The Blackwood sisters’ existence at the margins of their community reflects Jackson’s own experience. She didn’t quite fit in with the other wives of her small university town; she spent her days writing and tending children, but her nights were filled with more exotic fare. A lover of the occult, Jackson gave tarot readings to friends and family. She claimed not to believe in ghosts but she owned a crystal ball and a Ouija board and seemed to relish her reputation as a “witch.” Whether or not she practiced witchcraft is debatable.
Shirley Jackson may not have been understood by the people who knew her, but her literary legacy is indisputable. As an example, consider the Shirley Jackson Awards, a juried accolade that has been given annually since 2007 for excellence in horror, thriller, and dark fantasy fiction.

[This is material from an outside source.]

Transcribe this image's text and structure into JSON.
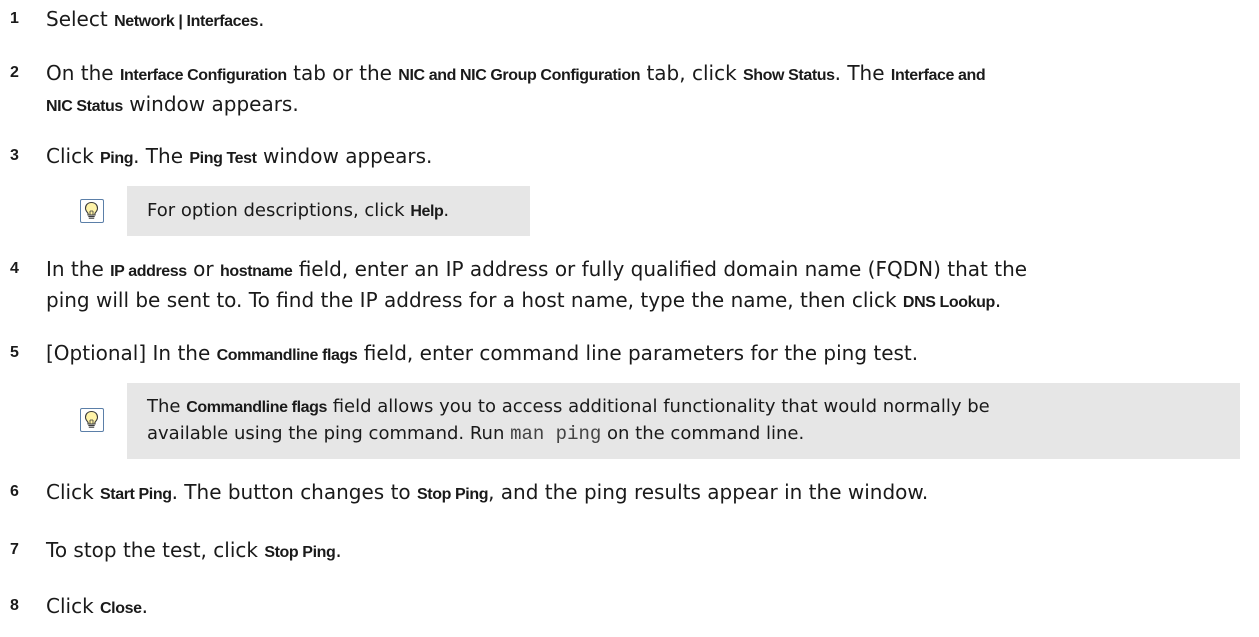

Not to be missed: Need some Shirley Jackson in your life? Honestly, who doesn’t? Jackson is best known for her novels The Haunting of Hill House and We Have Always Lived in the Castle, both available from Penguin Classics. “The Lottery” can be found in The Lottery and Other Stories, a 2009 Penguin reprint, among other editions. But Jackson’s other novels are criminally underread. The Sundial is an apocalyptic tale with all the Gothic trappings: a family with a sordid past, a manor house with secrets, and a storm blowing in. Yet it avoids cliché thanks to a unique exploration of family relationships. The narrative quickly turns into psychological suspense, and readers must question whether the end of the world is, in fact, near. It is available in a 2014 Penguin edition, with a foreword by Victor LaValle.
Also try: As mentioned, the 1963 film adaptation of Hill House has gained a fandom of its own. The ten-part 2018 Netflix series provides a fantastic reimagining (not a straight adaptation) of the novel that is well done and worth viewing.

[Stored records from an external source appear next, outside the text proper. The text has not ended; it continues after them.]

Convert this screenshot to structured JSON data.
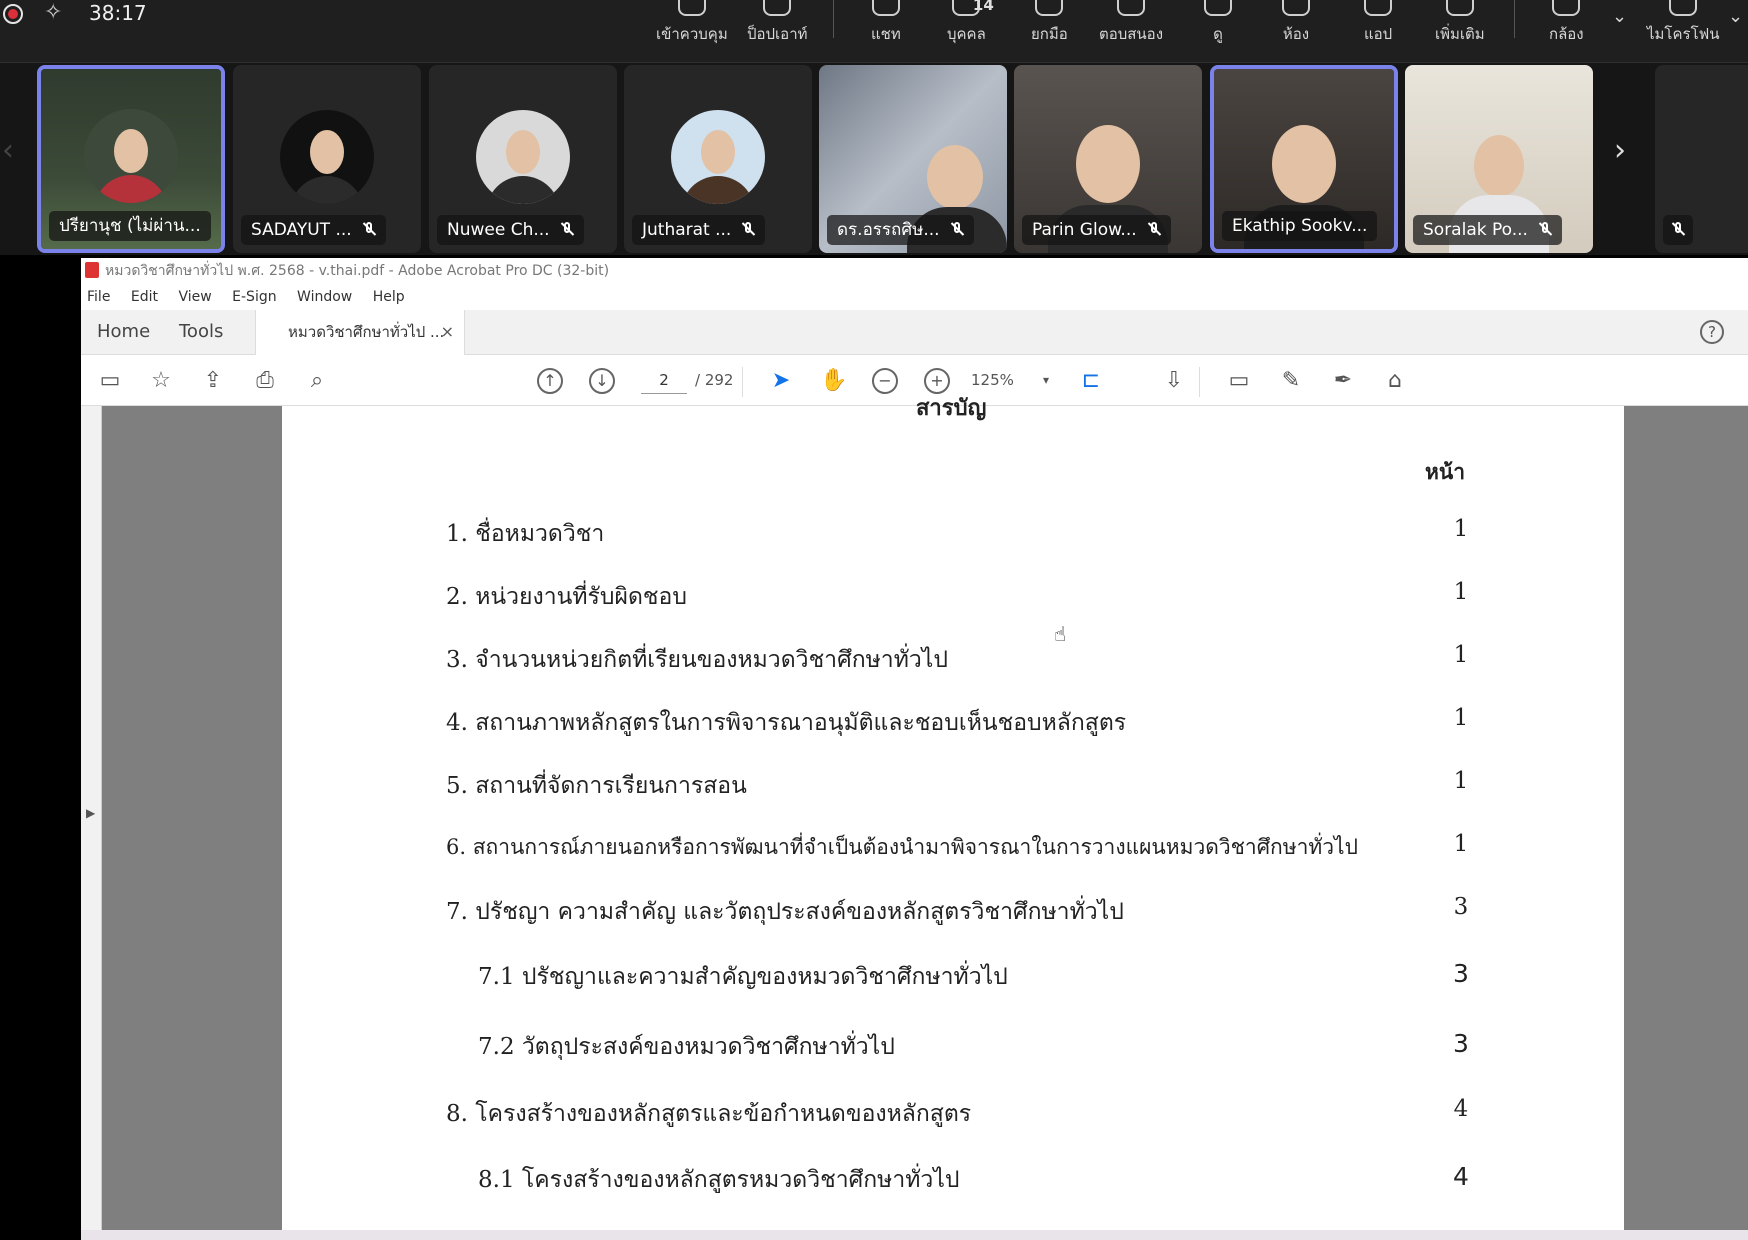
{
  "meeting": {
    "timer": "38:17",
    "toolbar": [
      {
        "label": "เข้าควบคุม",
        "icon": "share-screen-icon"
      },
      {
        "label": "ป็อปเอาท์",
        "icon": "popout-icon"
      },
      {
        "label": "แชท",
        "icon": "chat-icon"
      },
      {
        "label": "บุคคล",
        "icon": "people-icon",
        "count": "14"
      },
      {
        "label": "ยกมือ",
        "icon": "raise-hand-icon"
      },
      {
        "label": "ตอบสนอง",
        "icon": "react-icon"
      },
      {
        "label": "ดู",
        "icon": "view-icon"
      },
      {
        "label": "ห้อง",
        "icon": "rooms-icon"
      },
      {
        "label": "แอป",
        "icon": "apps-icon"
      },
      {
        "label": "เพิ่มเติม",
        "icon": "more-icon"
      },
      {
        "label": "กล้อง",
        "icon": "camera-off-icon"
      },
      {
        "label": "ไมโครโฟน",
        "icon": "mic-off-icon"
      }
    ],
    "participants": [
      {
        "name": "ปรียานุช (ไม่ผ่าน...",
        "active": true
      },
      {
        "name": "SADAYUT ...",
        "active": false
      },
      {
        "name": "Nuwee Ch...",
        "active": false
      },
      {
        "name": "Jutharat ...",
        "active": false
      },
      {
        "name": "ดร.อรรถศิษ...",
        "active": false
      },
      {
        "name": "Parin Glow...",
        "active": false
      },
      {
        "name": "Ekathip Sookv...",
        "active": true
      },
      {
        "name": "Soralak Po...",
        "active": false
      }
    ]
  },
  "acrobat": {
    "window_title": "หมวดวิชาศึกษาทั่วไป พ.ศ. 2568 - v.thai.pdf - Adobe Acrobat Pro DC (32-bit)",
    "menu": [
      "File",
      "Edit",
      "View",
      "E-Sign",
      "Window",
      "Help"
    ],
    "nav_tabs": [
      "Home",
      "Tools"
    ],
    "doc_tab": "หมวดวิชาศึกษาทั่วไป ...",
    "page_current": "2",
    "page_total": "/ 292",
    "zoom": "125%"
  },
  "document": {
    "heading_cut": "สารบัญ",
    "page_col_header": "หน้า",
    "toc": [
      {
        "text": "1. ชื่อหมวดวิชา",
        "page": "1",
        "sub": false
      },
      {
        "text": "2. หน่วยงานที่รับผิดชอบ",
        "page": "1",
        "sub": false
      },
      {
        "text": "3. จำนวนหน่วยกิตที่เรียนของหมวดวิชาศึกษาทั่วไป",
        "page": "1",
        "sub": false
      },
      {
        "text": "4. สถานภาพหลักสูตรในการพิจารณาอนุมัติและชอบเห็นชอบหลักสูตร",
        "page": "1",
        "sub": false
      },
      {
        "text": "5. สถานที่จัดการเรียนการสอน",
        "page": "1",
        "sub": false
      },
      {
        "text": "6. สถานการณ์ภายนอกหรือการพัฒนาที่จำเป็นต้องนำมาพิจารณาในการวางแผนหมวดวิชาศึกษาทั่วไป",
        "page": "1",
        "sub": false
      },
      {
        "text": "7. ปรัชญา ความสำคัญ และวัตถุประสงค์ของหลักสูตรวิชาศึกษาทั่วไป",
        "page": "3",
        "sub": false
      },
      {
        "text": "7.1 ปรัชญาและความสำคัญของหมวดวิชาศึกษาทั่วไป",
        "page": "3",
        "sub": true
      },
      {
        "text": "7.2 วัตถุประสงค์ของหมวดวิชาศึกษาทั่วไป",
        "page": "3",
        "sub": true
      },
      {
        "text": "8. โครงสร้างของหลักสูตรและข้อกำหนดของหลักสูตร",
        "page": "4",
        "sub": false
      },
      {
        "text": "8.1 โครงสร้างของหลักสูตรหมวดวิชาศึกษาทั่วไป",
        "page": "4",
        "sub": true
      }
    ]
  },
  "colors": {
    "active_tile_border": "#7b83eb",
    "record": "#d9303a",
    "meeting_bg": "#1f1f1f"
  }
}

Judy Oppenheimer’s Private Demons (Ballantine Books, 1989) was the first full-length biography of Shirley Jackson. Oppenheimer interviewed Jackson’s family and friends for a more complete portrait than a mere blurb on a book jacket could offer. In it she focuses on Jackson’s supposed witchcraft and occult leanings...maybe a little too much. Ruth Franklin’s more recent and thoroughly engaging Shirley Jackson: A Rather Haunted Life (Liveright, 2016) dives deep into Jackson’s personal papers and notes from the Library of Congress archive and interweaves insightful readings of her works into a sharp yet sympathetic biographical portrait. If you read only one biography of Jackson, make it Franklin’s.

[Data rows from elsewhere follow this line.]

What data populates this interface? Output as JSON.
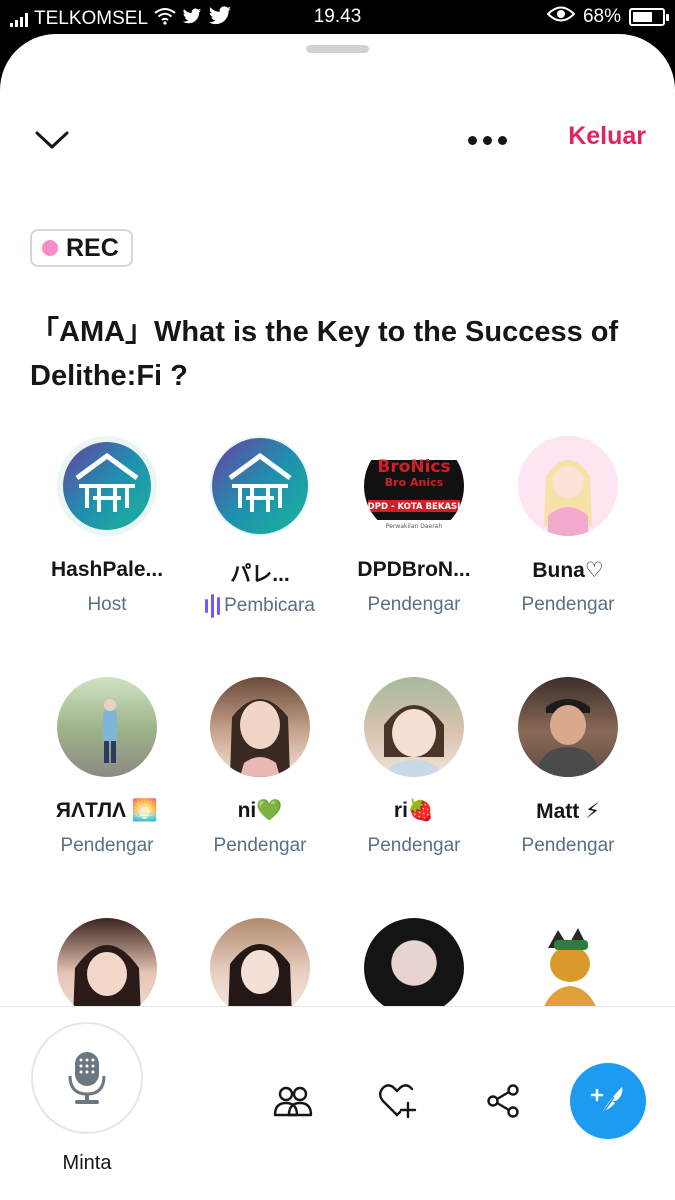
{
  "status_bar": {
    "carrier": "TELKOMSEL",
    "time": "19.43",
    "battery_percent": "68%",
    "battery_level": 0.68
  },
  "header": {
    "leave_label": "Keluar"
  },
  "rec_label": "REC",
  "space_title": "「AMA」What is the Key to the Success of Delithe:Fi ?",
  "participants": [
    {
      "name": "HashPale...",
      "role": "Host"
    },
    {
      "name": "パレ...",
      "role": "Pembicara"
    },
    {
      "name": "DPDBroN...",
      "role": "Pendengar"
    },
    {
      "name": "Buna♡",
      "role": "Pendengar"
    },
    {
      "name": "ЯΛТЛΛ 🌅",
      "role": "Pendengar"
    },
    {
      "name": "ni💚",
      "role": "Pendengar"
    },
    {
      "name": "ri🍓",
      "role": "Pendengar"
    },
    {
      "name": "Matt ⚡",
      "role": "Pendengar"
    },
    {
      "name": "",
      "role": ""
    },
    {
      "name": "",
      "role": ""
    },
    {
      "name": "",
      "role": ""
    },
    {
      "name": "",
      "role": ""
    }
  ],
  "avatar_text": {
    "bronics_line1": "BroNics",
    "bronics_line2": "Bro Anics",
    "bronics_line3": "DPD - KOTA BEKASI",
    "bronics_line4": "Perwakilan Daerah"
  },
  "bottom_bar": {
    "mic_label": "Minta"
  },
  "colors": {
    "leave": "#e0245e",
    "rec_dot": "#f48fc7",
    "speaking": "#7856ff",
    "compose": "#1d9bf0"
  }
}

Related work: In a testament to Jackson’s enduring allure, Susan Scarf Merrell’s murder mystery Shirley (Blue Rider Press, 2014) features Jackson as a character. Like so many of Jackson’s novels, this is a psychological thriller, with a young girl at the center. When the girl disappears, Jackson is a suspect. The director Josephine Decker began adapting the novel to film in 2018, with actress Elisabeth Moss playing Shirley Jackson.